(PROVIDED RECORDS Opens)

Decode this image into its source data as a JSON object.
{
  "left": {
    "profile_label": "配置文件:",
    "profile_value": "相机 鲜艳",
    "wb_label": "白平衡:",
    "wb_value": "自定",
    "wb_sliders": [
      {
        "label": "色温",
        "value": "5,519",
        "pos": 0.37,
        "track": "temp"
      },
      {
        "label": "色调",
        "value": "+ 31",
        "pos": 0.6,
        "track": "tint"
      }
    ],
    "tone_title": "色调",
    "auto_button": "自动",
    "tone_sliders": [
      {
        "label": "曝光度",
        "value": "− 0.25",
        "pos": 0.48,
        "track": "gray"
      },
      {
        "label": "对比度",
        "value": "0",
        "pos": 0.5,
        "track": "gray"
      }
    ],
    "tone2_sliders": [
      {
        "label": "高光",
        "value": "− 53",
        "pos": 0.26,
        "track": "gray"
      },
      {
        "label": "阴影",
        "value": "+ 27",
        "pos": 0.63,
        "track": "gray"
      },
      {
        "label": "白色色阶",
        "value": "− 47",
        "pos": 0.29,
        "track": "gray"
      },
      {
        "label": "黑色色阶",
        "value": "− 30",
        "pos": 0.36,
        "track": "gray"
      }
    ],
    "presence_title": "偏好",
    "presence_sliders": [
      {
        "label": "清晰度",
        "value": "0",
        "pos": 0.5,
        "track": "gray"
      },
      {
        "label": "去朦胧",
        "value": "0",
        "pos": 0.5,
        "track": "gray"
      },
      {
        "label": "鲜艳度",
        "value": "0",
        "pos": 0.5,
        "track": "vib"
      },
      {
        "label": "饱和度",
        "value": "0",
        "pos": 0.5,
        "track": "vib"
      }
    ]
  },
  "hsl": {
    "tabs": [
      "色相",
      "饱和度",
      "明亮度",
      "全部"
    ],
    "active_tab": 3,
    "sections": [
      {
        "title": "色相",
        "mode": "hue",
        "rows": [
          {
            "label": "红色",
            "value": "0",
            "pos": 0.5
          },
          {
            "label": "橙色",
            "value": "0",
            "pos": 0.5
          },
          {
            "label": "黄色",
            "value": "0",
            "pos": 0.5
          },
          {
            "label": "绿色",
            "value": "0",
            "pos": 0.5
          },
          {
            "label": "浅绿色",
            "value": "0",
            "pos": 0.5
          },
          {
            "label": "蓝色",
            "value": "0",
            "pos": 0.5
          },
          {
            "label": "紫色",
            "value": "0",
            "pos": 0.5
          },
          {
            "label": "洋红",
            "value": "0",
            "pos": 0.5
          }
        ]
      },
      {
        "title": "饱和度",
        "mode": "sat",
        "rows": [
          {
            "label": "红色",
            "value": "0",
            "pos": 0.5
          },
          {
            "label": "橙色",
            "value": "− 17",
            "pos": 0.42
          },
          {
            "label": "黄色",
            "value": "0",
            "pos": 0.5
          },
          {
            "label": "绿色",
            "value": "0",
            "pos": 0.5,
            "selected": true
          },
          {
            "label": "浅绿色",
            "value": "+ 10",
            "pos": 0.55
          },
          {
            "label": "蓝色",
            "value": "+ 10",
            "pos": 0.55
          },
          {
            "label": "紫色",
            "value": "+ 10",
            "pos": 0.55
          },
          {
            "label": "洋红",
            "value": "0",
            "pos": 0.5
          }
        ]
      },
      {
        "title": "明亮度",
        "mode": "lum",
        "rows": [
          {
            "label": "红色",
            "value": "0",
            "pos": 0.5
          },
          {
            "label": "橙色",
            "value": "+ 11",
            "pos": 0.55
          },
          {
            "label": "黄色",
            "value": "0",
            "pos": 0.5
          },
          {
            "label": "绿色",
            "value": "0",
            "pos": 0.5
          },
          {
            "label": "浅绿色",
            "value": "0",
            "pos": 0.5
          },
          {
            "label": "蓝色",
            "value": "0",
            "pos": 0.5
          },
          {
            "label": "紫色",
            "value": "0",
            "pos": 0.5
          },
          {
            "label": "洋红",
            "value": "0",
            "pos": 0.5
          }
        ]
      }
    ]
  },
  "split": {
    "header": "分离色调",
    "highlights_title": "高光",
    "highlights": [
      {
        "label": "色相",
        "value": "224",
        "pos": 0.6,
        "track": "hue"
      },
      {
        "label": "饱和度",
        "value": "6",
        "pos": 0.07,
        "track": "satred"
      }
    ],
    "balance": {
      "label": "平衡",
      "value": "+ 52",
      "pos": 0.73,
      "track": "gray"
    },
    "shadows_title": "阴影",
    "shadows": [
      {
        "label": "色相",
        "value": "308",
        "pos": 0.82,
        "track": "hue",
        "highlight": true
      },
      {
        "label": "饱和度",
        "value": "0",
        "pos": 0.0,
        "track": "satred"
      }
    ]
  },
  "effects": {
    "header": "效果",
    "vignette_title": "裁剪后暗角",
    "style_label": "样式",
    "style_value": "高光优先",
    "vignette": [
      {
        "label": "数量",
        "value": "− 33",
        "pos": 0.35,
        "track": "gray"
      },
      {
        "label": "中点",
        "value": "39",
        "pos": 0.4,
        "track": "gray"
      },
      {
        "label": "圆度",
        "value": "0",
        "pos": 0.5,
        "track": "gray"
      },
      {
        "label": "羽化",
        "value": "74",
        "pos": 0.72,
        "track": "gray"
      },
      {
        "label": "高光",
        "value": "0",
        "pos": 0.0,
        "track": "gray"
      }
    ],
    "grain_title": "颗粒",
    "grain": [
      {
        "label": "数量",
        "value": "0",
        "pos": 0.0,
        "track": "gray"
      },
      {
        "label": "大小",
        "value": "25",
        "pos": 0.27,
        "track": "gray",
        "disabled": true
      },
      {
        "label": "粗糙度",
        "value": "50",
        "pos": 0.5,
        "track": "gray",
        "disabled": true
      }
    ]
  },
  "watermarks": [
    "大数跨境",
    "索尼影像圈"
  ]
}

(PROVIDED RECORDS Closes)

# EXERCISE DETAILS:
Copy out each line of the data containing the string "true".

# SOLUTION TO THIS EXERCISE:
            "selected": true
        "highlight": true
        "disabled": true
        "disabled": true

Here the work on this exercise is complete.